OPM Faces More Criticism for Mishandling Data Breach

December 16, 2015, Written By Bill Hardekopf

The Office of Personnel Management, the federal agency responsible for the theft of the personal information of more than 21 million Americans, is once again facing criticism–this time for failing to follow the appropriate procedures before awarding a federal contract to an identity theft protection agency.

OPM announced the cyberattack, which has been linked to China, this June. The personnel files of 4.2 million current, former and prospective federal employees were stolen, and the information taken included full names, birth dates, home addresses and social security numbers.

At that time, OPM hired a company called CSIdentity to provide identity theft protection services to those affected. The contract, which was worth almost $21 million, was granted in only three days. Individuals who used the service complained of long wait times, website crashes and incomplete policies.

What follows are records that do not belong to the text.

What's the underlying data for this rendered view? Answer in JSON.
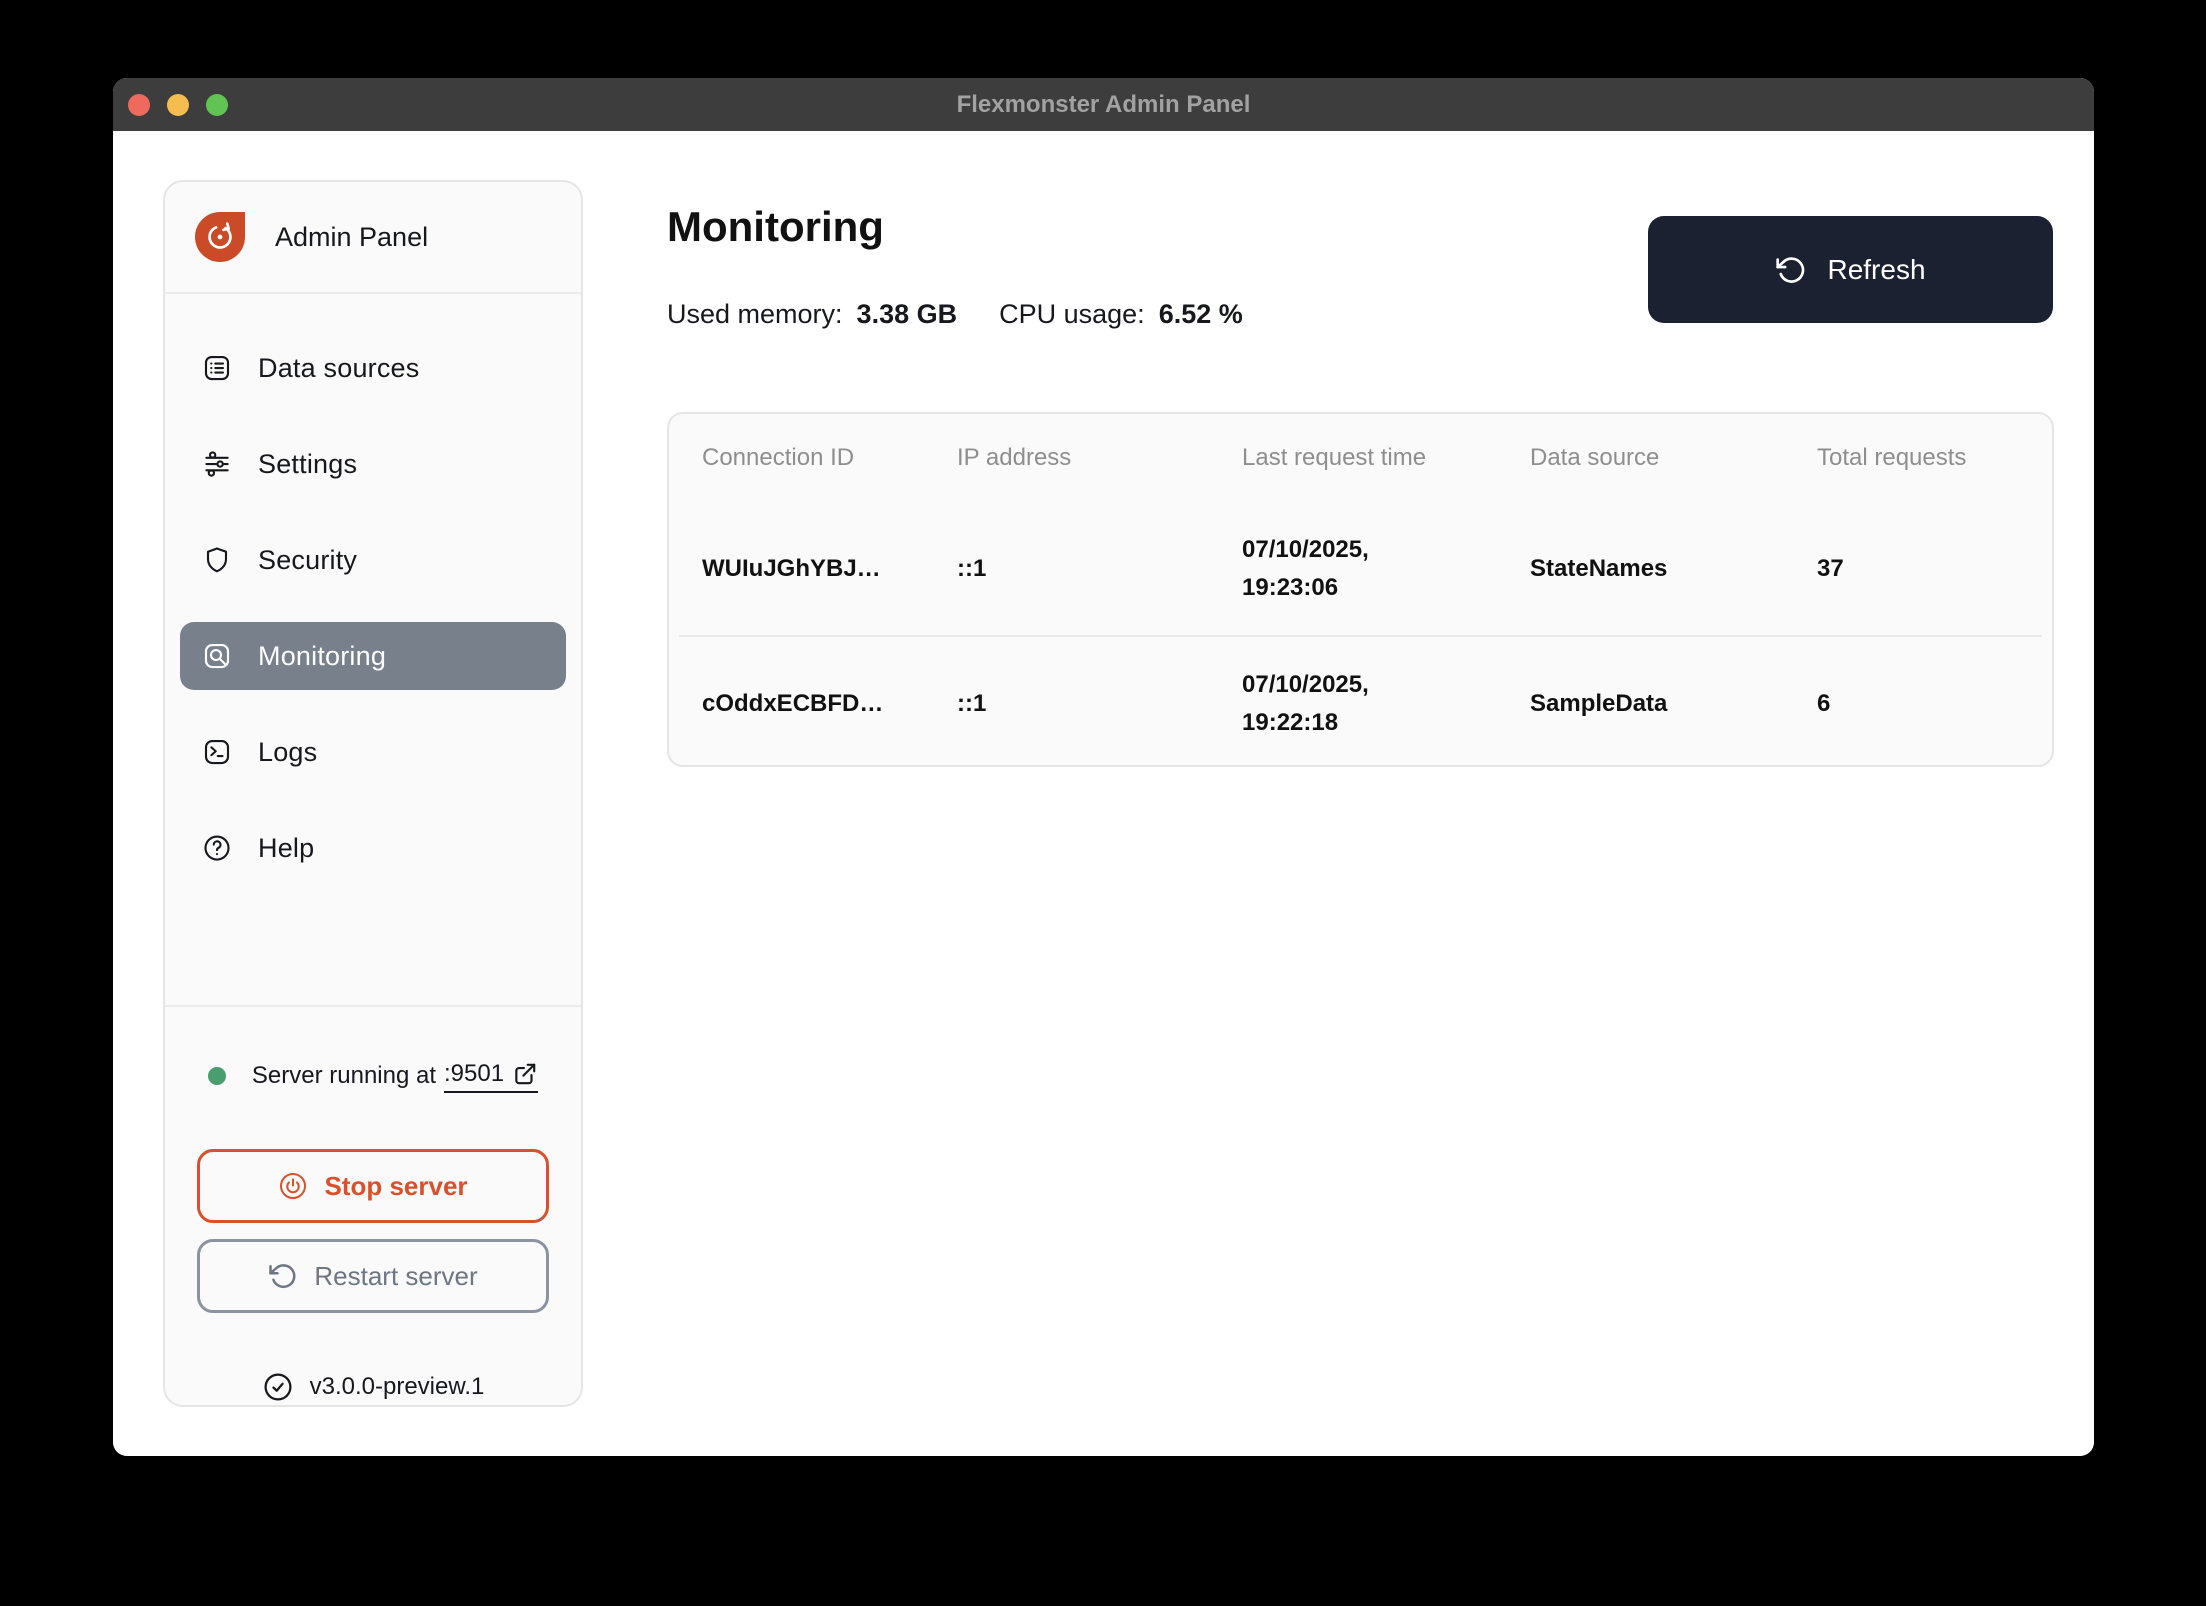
{
  "window": {
    "title": "Flexmonster Admin Panel"
  },
  "sidebar": {
    "app_name": "Admin Panel",
    "items": [
      {
        "label": "Data sources"
      },
      {
        "label": "Settings"
      },
      {
        "label": "Security"
      },
      {
        "label": "Monitoring",
        "selected": true
      },
      {
        "label": "Logs"
      },
      {
        "label": "Help"
      }
    ],
    "server_status": {
      "prefix": "Server running at",
      "port_link": ":9501"
    },
    "stop_button": "Stop server",
    "restart_button": "Restart server",
    "version": "v3.0.0-preview.1"
  },
  "main": {
    "title": "Monitoring",
    "stats": [
      {
        "label": "Used memory:",
        "value": "3.38 GB"
      },
      {
        "label": "CPU usage:",
        "value": "6.52 %"
      }
    ],
    "refresh_button": "Refresh",
    "table": {
      "columns": [
        "Connection ID",
        "IP address",
        "Last request time",
        "Data source",
        "Total requests"
      ],
      "rows": [
        {
          "connection_id": "WUIuJGhYBJ…",
          "ip": "::1",
          "last_request": "07/10/2025, 19:23:06",
          "data_source": "StateNames",
          "total_requests": "37"
        },
        {
          "connection_id": "cOddxECBFD…",
          "ip": "::1",
          "last_request": "07/10/2025, 19:22:18",
          "data_source": "SampleData",
          "total_requests": "6"
        }
      ]
    }
  },
  "colors": {
    "accent_orange": "#cb4a27",
    "stop_red": "#d8512c",
    "refresh_dark": "#1b2130",
    "selected_gray": "#77808b",
    "status_green": "#4a9d6e",
    "titlebar": "#3d3d3d",
    "card_bg": "#fafafa"
  }
}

OPM’s Inspector General, Patrick McFarland, released a report earlier this month that found the agency did not follow proper procedures when it hired CSIdentity.

On December 10, after reading McFarland’s report, House Oversight Committee Chairman Jason Chaffetz called for the firing of OPM’s chief information officer.

“I write once again to augment my concerns that Ms. Donna Seymour, chief information officer for the Office of Personnel Management, is unfit to perform the significant duties for which she is responsible,” Chaffetz wrote in the letter. “It is troubling that yet another IG report has found that Ms. Seymour failed to effectively fulfill her duties.”

After the initial breach, OPM discovered a second incident had occurred in its security-clearance system, which compromised the personal information of 21.5 million people who had applied for security clearance or had their clearance renewed since 2000. OPM did not hire CSIdentity to handle this second breach and began a more comprehensive search.

The organization has also come under fire for its security practices. The Inspector General had warned OPM about security weaknesses before the attack and continues to find deficiencies in the organization’s information security procedures. OPM is in the process of upgrading its information technology.

The information contained within this article was accurate as of December 16, 2015. For up-to-date
information on any of the terms, cards or offers mentioned above, visit the issuer's website.